The central limit theorem in its most popular form states that (without being too formal) for a set of random variables $$X_1,X_2,...,X_n$$ independent and identically distributed with mean $$\mu$$ and standard deviation $$\sigma$$ we have that $$\sqrt{n}(\bar{X}-\mu)$$ converges in probability to a normal distribution with mean $$0$$ and standard deviation $$\sigma$$.

Then there are other kind of central limit theorem that apply under certain conditions to sequence of independent random variables with different means and standard deviations (Lindenberg).

What I can often read is that for statistical tests that relies on the fact that data are normally distributed, we do not have to care too much about the normality because thanks to the central limit theorem the results will remain valid. This is for example explained on Wikipedia for the one-sided Student's t-test if we utilize the law of large number additionally.

If I remember well, it is also the case for ANOVA.

Question Does it exist any documentations, website or papers about some statistical tests that suppose that data are normally distributed but works well when the sample size of observations is big ?

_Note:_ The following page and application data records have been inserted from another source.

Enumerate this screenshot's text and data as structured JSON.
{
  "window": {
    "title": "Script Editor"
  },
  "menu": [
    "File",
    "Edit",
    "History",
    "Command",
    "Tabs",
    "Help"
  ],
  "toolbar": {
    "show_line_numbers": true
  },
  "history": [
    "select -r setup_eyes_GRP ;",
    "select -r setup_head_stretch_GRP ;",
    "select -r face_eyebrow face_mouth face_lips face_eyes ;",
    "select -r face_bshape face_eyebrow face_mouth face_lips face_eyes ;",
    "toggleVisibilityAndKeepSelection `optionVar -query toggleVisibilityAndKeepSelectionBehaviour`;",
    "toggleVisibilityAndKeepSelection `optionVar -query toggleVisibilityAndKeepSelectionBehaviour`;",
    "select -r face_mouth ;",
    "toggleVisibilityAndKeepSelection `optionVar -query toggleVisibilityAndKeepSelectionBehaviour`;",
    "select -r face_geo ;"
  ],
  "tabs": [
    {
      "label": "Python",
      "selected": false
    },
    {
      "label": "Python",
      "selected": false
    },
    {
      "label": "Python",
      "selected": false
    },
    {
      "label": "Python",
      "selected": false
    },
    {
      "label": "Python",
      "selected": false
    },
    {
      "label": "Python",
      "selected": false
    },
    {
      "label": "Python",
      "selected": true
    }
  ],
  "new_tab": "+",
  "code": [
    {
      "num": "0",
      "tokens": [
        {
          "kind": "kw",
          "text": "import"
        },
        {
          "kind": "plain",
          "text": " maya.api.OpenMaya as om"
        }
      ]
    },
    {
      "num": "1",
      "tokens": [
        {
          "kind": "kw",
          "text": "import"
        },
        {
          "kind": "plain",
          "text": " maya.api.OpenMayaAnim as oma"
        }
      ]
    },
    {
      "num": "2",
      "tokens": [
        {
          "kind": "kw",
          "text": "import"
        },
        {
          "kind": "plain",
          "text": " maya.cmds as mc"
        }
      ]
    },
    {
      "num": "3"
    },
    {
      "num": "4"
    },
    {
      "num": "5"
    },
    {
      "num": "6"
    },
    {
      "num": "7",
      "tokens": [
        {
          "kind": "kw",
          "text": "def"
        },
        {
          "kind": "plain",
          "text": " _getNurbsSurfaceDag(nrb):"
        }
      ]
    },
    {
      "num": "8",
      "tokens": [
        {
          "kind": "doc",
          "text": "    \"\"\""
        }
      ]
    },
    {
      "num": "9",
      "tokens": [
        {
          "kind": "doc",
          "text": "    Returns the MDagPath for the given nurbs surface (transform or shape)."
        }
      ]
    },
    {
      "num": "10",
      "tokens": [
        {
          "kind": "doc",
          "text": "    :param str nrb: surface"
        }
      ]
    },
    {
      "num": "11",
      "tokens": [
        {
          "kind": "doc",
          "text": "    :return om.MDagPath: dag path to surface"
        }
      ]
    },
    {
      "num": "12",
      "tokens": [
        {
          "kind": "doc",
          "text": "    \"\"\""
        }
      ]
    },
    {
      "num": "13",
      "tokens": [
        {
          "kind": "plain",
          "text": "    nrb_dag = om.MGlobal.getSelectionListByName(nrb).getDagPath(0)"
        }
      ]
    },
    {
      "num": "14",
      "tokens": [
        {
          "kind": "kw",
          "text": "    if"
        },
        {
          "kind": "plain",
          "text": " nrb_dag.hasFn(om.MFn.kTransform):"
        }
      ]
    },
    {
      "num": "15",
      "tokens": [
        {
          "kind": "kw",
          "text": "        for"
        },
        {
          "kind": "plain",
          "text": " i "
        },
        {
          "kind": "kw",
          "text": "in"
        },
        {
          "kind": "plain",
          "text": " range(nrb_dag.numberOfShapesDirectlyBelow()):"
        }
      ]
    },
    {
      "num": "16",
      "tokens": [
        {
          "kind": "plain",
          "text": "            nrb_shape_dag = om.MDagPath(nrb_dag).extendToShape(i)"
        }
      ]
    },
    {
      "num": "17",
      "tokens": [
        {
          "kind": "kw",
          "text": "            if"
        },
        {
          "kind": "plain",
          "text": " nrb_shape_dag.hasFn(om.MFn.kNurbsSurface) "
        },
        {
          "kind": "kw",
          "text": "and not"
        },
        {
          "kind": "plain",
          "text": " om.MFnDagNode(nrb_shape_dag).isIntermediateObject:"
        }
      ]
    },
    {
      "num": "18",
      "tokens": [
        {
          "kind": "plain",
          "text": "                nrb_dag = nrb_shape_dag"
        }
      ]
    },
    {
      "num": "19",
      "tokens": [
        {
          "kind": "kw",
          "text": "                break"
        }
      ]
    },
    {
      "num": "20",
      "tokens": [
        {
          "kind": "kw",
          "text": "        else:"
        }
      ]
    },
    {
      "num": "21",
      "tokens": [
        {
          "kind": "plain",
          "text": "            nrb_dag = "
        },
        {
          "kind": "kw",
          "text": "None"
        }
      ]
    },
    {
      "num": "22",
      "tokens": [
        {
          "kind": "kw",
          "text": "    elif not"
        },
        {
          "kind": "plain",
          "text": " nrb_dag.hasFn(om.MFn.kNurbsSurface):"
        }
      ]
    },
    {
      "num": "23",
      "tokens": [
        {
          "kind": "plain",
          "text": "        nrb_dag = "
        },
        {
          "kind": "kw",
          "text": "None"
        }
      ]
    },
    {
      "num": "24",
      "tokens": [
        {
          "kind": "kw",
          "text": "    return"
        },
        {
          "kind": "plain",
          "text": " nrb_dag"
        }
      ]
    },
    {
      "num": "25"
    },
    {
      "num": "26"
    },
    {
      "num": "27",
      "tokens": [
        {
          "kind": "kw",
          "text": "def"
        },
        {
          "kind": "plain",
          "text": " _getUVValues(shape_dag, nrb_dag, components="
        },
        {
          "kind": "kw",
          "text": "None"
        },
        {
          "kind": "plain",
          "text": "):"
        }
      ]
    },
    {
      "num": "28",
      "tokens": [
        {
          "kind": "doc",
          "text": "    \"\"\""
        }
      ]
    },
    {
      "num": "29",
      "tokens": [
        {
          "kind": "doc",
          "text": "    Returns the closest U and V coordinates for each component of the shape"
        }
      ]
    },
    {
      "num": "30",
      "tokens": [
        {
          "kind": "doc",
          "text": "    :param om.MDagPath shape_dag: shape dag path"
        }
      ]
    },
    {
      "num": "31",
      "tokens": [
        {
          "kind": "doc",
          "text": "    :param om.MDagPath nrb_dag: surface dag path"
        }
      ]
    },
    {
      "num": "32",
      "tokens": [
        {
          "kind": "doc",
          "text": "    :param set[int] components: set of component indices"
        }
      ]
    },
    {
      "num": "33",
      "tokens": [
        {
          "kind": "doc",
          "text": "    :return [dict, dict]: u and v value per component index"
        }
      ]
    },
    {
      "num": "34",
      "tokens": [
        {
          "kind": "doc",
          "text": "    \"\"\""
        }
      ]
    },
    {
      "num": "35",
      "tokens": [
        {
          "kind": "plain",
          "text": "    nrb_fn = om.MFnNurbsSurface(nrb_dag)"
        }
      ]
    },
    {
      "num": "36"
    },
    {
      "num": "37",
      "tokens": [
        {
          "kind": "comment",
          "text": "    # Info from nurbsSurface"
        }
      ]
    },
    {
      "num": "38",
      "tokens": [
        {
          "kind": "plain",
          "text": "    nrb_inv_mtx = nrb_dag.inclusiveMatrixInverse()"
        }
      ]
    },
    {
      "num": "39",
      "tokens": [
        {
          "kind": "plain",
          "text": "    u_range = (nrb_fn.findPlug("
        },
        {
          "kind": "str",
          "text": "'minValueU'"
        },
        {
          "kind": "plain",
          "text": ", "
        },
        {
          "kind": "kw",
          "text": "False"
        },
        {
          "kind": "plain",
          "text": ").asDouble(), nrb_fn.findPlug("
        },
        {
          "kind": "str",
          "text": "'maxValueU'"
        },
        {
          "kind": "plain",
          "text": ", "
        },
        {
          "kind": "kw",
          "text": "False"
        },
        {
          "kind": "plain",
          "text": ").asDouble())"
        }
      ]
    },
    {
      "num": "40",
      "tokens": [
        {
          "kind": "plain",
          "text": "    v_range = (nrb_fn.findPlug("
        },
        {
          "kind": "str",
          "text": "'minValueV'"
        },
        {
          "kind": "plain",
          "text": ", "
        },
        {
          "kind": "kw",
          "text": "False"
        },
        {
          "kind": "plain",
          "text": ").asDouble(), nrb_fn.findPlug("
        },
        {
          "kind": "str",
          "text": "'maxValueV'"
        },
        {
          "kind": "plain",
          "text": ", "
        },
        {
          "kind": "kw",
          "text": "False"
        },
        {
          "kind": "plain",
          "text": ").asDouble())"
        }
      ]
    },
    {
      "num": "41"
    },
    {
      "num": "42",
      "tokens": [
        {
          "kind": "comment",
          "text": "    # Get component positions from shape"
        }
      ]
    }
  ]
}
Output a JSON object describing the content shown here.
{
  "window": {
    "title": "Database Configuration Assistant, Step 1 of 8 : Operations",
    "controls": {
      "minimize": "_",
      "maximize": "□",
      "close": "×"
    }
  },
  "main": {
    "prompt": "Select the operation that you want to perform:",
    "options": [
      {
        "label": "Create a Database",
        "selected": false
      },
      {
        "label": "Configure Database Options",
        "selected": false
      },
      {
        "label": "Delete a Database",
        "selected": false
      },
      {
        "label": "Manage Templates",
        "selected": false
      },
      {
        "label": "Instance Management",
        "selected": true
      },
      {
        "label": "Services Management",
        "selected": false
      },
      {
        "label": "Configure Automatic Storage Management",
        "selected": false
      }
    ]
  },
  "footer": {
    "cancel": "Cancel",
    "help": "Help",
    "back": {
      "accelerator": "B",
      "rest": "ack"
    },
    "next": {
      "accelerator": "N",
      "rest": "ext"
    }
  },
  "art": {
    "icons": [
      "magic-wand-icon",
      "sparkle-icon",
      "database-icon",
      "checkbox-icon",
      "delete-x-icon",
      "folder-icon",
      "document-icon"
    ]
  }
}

• For Q1 only (thus putting as comment) (The square root version of) Wald test? It starts from the same test statistic as a Student's $t$-test and relies on the fact that the test statistic is asymptotic normal thanks to CLT and Slutsky's. This question on "what is a big enough sample size" may also be helpful. Commented Jul 26, 2023 at 9:34
• "What I can often read is that for statistical tests that relies on the fact that data are normally distributed, we do not have to care too much about the normality because thanks to the central limit theorem the results will remain valid." ... consider an F test for equality of variances. It's a statistical tests that relies on the sample being from a normally distributed "population" but ... what's the argument that the CLT makes it "work" regardless of the population distribution you're sampling? Commented Jul 26, 2023 at 10:27
• Glen_n this is exactly why I am asking the question. I do not really see how and in what cases this apply. I know it works for t-test and now I also know it is possible for Wald test thanks to B.Liu. I hope to gather some resources with this topic about this subject. Commented Jul 26, 2023 at 11:42
• You have two questions here, should really ask them separately! Commented Jul 26, 2023 at 13:02
• I modified it, now there is one question. Commented Jul 26, 2023 at 13:16